Unfortunately, we won’t get to group up to slaughter hordes of undead before the game’s June 22, 2021 release. Fortunately, there are some other games currently available to get your zombie-killing fix before Back 4 Blood is in your hands.
Left 4 Dead 2 (Steam, Xbox 360)
You would never think that a sequel to a Half-Life mod released 11 years ago would still be going strong, but that’s the kind of dedication the community has for Left 4 Dead 2. At the time of this writing, Valve’s zombie co-op game has 15,592 players in-game on Steam. In September of 2020, the developers released the game’s first official update in years, endorsing a fan-made collection of maps.
There’s a reason this game has withstood the test of time: it’s just plain fun, and you will never get the same encounter twice. Thanks to the system known as “The Director,” enemies will procedurally spawn throughout different points in each map. During one run, you might encounter a horde of normal zombies, while another day could see you facing the brutal assault of a Tank. The possibilities are endless, and that’s before mentioning the treasure trove of community mods available through Steam. If you still have an Xbox 360 and some friends with the same console, you could play that way, but the console version of the game hasn’t received an update for eight years.
World War Z (PC, PlayStation 4, Xbox One)
Left 4 Dead 3 was officially canceled by Valve before it was ever announced, but that didn’t stop Saber Interactive from developing its own take on working with friends to take down hordes of undead. World War Z came at the right place at the right time, and during its initial release, vendors struggled to stock more copies of the game.
While the gameplay can feel a bit rough at times, and while the graphics were not up to expectations of current console and PC performance in 2019, the progression system and variety of enemies make up for any visual blemishes.
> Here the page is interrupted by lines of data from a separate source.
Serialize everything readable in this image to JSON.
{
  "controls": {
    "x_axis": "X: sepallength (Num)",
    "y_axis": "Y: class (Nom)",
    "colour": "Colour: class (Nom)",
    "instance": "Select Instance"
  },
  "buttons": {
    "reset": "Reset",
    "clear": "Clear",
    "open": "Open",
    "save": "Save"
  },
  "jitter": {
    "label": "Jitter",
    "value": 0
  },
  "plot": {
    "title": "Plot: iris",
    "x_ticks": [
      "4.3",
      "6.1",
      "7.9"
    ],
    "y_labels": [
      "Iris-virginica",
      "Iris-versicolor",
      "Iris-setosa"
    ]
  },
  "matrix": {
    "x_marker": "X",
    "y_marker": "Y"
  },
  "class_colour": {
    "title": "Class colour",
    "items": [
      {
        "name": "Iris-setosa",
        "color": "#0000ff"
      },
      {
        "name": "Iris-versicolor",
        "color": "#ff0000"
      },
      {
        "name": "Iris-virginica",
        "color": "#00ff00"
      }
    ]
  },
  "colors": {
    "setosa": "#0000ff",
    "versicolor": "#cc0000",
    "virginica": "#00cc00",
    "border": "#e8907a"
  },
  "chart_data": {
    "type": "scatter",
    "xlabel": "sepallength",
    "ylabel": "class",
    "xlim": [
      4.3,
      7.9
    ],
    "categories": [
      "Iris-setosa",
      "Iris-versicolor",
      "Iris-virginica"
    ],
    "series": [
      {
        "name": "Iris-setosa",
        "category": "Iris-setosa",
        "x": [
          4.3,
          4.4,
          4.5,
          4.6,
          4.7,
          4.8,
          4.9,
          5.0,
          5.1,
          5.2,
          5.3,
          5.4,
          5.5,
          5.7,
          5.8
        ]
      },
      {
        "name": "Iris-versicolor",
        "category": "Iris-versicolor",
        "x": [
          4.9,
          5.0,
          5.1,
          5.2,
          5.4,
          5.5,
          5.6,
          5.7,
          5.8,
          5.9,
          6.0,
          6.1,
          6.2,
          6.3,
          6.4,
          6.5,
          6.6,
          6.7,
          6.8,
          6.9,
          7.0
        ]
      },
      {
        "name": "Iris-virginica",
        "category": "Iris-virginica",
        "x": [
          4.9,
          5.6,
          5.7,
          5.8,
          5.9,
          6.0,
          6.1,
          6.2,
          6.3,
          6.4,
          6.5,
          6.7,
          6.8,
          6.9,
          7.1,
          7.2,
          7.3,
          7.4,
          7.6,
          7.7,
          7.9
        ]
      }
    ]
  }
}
Saber Interactive has continued to support the game with free content updates, and a Game of the Year edition was released in May of 2020, which included all previous DLC and an exclusive new campaign set in Marseilles. A Nintendo Switch version is in the works, although no release date is set, with the developer claiming this version to be “the hardest thing that [they] have had to do.”
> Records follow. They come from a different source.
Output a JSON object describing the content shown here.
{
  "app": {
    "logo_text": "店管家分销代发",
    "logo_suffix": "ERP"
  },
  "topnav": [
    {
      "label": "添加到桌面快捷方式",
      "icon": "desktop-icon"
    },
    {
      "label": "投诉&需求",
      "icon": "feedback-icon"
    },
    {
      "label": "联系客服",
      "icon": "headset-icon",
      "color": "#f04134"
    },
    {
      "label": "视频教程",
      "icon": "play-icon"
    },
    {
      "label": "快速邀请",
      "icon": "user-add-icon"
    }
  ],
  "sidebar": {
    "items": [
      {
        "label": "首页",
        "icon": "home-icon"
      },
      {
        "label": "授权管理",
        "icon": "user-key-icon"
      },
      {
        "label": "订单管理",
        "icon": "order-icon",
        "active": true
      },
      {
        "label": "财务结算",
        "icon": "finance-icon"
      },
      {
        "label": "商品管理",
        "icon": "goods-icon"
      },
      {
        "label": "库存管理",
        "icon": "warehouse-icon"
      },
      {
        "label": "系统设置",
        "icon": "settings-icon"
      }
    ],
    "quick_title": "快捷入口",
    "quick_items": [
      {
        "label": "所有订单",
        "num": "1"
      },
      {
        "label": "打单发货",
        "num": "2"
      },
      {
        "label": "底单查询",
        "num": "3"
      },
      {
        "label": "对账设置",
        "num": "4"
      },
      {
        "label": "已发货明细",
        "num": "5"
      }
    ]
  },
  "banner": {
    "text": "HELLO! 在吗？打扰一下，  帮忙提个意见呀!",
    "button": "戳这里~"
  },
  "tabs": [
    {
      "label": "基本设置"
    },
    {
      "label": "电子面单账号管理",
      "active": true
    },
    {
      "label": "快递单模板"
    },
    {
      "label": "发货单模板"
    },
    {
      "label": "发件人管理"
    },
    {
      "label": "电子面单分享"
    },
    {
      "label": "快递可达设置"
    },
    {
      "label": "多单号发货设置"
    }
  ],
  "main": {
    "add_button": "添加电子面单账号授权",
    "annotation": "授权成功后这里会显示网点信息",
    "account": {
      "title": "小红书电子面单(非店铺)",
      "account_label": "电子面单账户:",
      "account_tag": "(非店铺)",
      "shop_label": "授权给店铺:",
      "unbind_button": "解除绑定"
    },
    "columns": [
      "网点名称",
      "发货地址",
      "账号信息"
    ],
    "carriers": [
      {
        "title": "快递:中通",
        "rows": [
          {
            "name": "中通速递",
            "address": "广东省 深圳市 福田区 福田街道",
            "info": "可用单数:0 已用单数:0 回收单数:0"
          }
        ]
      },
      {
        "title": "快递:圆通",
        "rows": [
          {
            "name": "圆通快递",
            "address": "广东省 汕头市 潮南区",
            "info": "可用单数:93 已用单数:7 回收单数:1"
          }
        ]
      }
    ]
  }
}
Dying Light (PC, PlayStation 4, Xbox One)
If you like your undead survival with a generous side of crafting, Dying Light might be exactly what you’re looking for. Techland’s first-person mix of genres ensures that you need to keep an eye on your resources just as much as your health. There’s a dynamic day-night cycle, character progression, and survival points awarded for completing challenges and quests.
Dying Light’s popularity has invited other franchises into the game’s universe. Left 4 Dead, Rocket League, and Chivalry: Medieval Warfare have all seen their characters make appearances in the game. There’s also a story mode, designed to lower the difficulty and let players experience the narrative without worrying about survival. A standalone expansion called The Following is also available, and it’s free if you own the season pass for the base game. A sequel is now in development.
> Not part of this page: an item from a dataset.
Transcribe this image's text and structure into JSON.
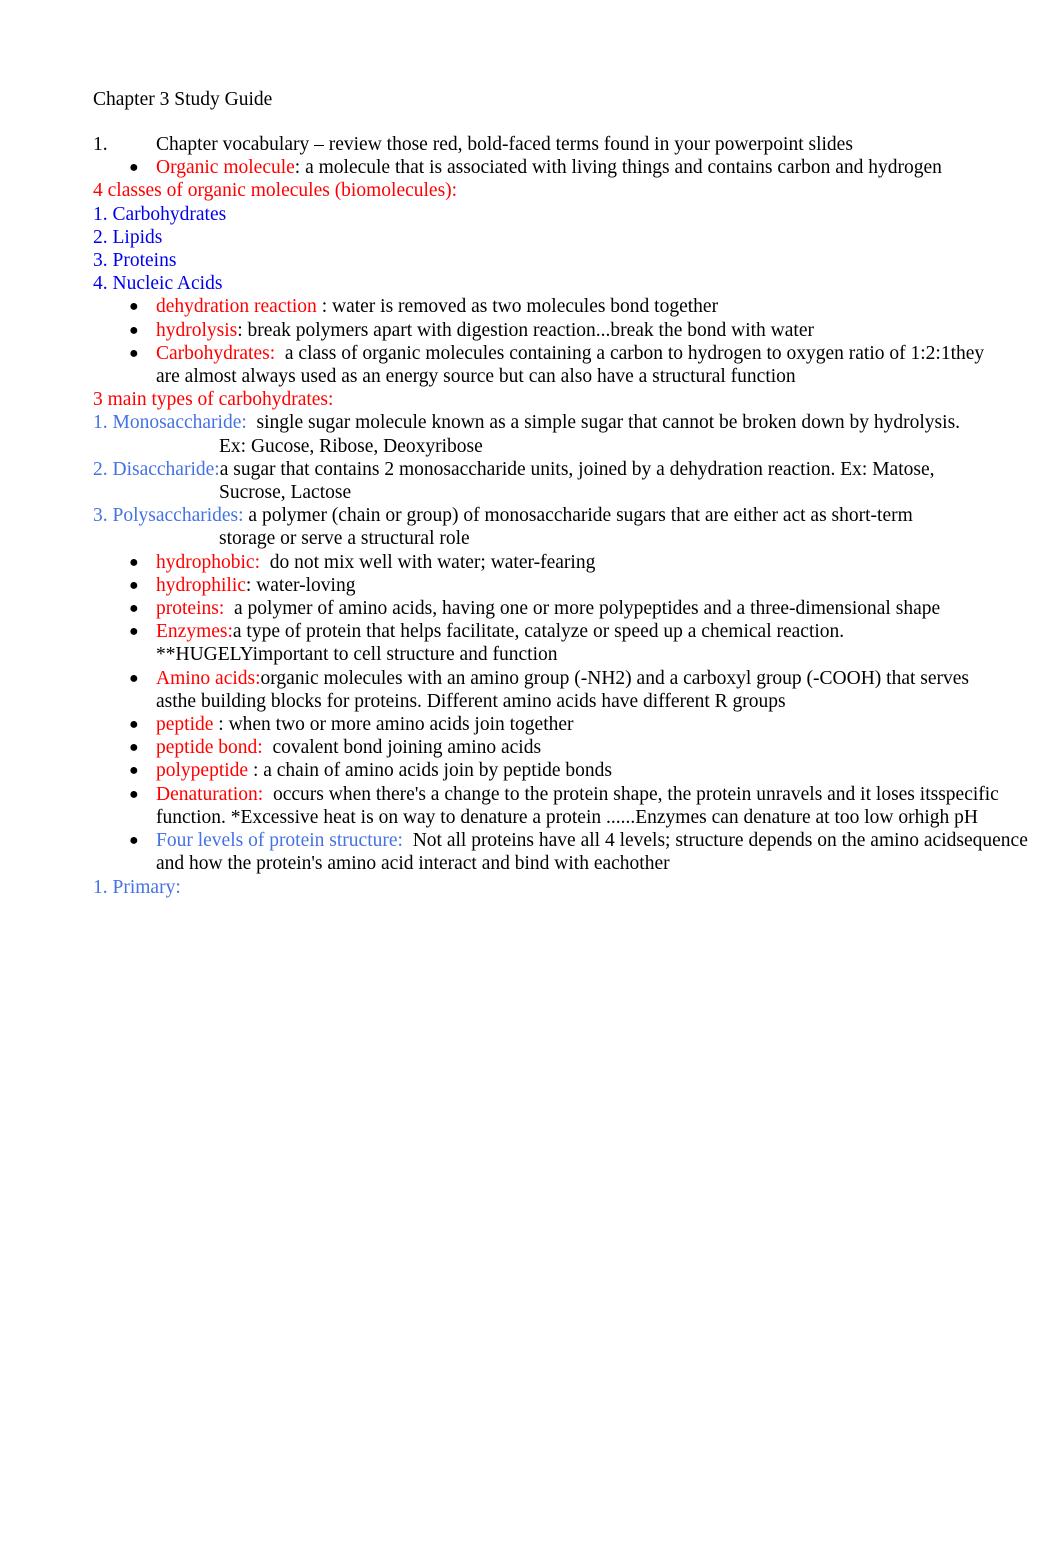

Resident Evil Resistance
When Capcom sent beta invites for a new title, known only as “Project Resistance,” nobody expected that it would become the free bonus for the then-unannounced Resident Evil 3 remake. Reception for the multiplayer component was not as warm as its bigger, single-player sibling. But with the right group of friends, there is plenty of fun and prizes to earn in Resident Evil: Resistance.
This game takes a page from the asymmetrical multiplayer format, made popular by the likes of Dead by Daylight, and applies it to the monsters and villains from the Resident Evil universe. The Survivors must work together to find keys in each level of the map, enjoying the gameplay found in Capcom’s remakes of Resident Evil 2 and 3. The Mastermind, on the other hand, hinders Survivor progress with traps placed all over the map, similar to a trading card game, while occasionally taking control of elite units like William Birkin, Mr. X., or the Nemesis. It’s quite a difference between the two play styles, but working together to get past shambling zombies and booby-trapped cameras is rewarding when you find a good group.
Left 4 Dead (PC, Xbox 360)
Sure, we put Left 4 Dead 2 at the top of this list, but it’s not a cop-out to also include the original that’s responsible for the existence of Back 4 Blood. The original L4D has a different, self-contained atmosphere now that most players have moved on to the sequel, and it’s an easier introduction without the addition of several more types of infected in L4D2. It also tends to go on sale for less than the cost of a large coffee, something that will surely help when you’re frantically shoving away hordes of infected.
The first Left 4 Dead is arguably the best place to look at what Turtle Rock is attempting to pull off with Back 4 Blood. L4D2 was handled entirely by Valve, and although it makes some improvements, there’s something to appreciate when going back and playing the game that catapulted Turtle Rock into stardom.